Only a few items were imported, like the inglenook’s custom mosaics from Beirut, Lebanon. “We sketched out many ideas with the client,” Stephen says. “She wanted the mosaics to pick up some of the wildflowers she is cultivating on the site. Working with the lighting designer, we also incorporated some of those elements into the light fixtures.” The quartzite flooring from India is another anomaly. “It’s perfect for this kind of environment because it transfers radiant heat to your feet,” Stephen says, “and it’s got some clefts and bumps that make it a good nonslip surface for wet areas.”
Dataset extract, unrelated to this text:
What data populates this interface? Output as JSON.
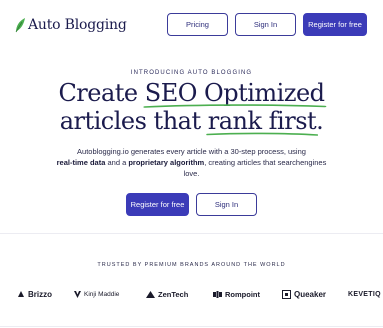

The alchemy effect of all these elements surprised even the architects. “One aspect of the design that we really only understood after we spent a day there on a photo shoot was how dramatic the reflections in the water would be,” Pi says. “During the day they track the sun, amplify the landscape, and scatter rippling patterns on the ceiling. At night the lights are reflected in both the surface of the pool and in the windows. The boundaries of floor and walls, and inside and outside, are blurred. The space feels weightless and transparent, and the pool seems infinitely deep.” What more could you ask of a pool house?
Architect: Pi Smith, AIA, principal, Smith & Vansant Architects, White River Junction, Vermont
Builder:O’Hara & Gercke, White River Junction, Vermont
Swimming pool: Northeast Pools & Spas, Sharon, Vermont
Post and beam frame and SIPS: Davis Frame Co., Claremont, New Hampshire
Masonry: Olde World Masonry, West Burke, Vermont
Custom casework and furniture: Hitchcock Woodworking, Hartford, Vermont
Custom Upholstery: Zimman’s
Interior lighting fabricator: High Beams Lighting, Sutton, Vermont
Project size: 2,250 square feet
Site size: 152 acres
Photography: Rob Karosis
Art glass: Youghiogheny Glass
Beverage refrigerator: Sub-Zero
Cabinet hardware: Rejuvenation
Cladding: Maibec cedar shingles, Olde World Masonry
Countertops:V ermont Soapstone Co.
Door hardware: Rocky Mountain Hardware, Ashley Norton
Entry doors: Custom salvage fir
Exterior Steel Door System: Optimum Window Manufacturing
Flooring: Best Tile Udaipur Quartzite
Icemaker: XO Appliance
Interior doors: BROSCO
Interior and exterior lighting: Arroyo Craftsman
Mosaics: Custom from Mozaico
Paints: Benjamin Moore
Plumbing fixtures: House of Rohl
Soapstone sink and stained glass window: Vermont Salvage Exchange
Sauna heater: HUUM
Shower tile: Fireclay
Toilet: American Standard
Wallpaper: William Morris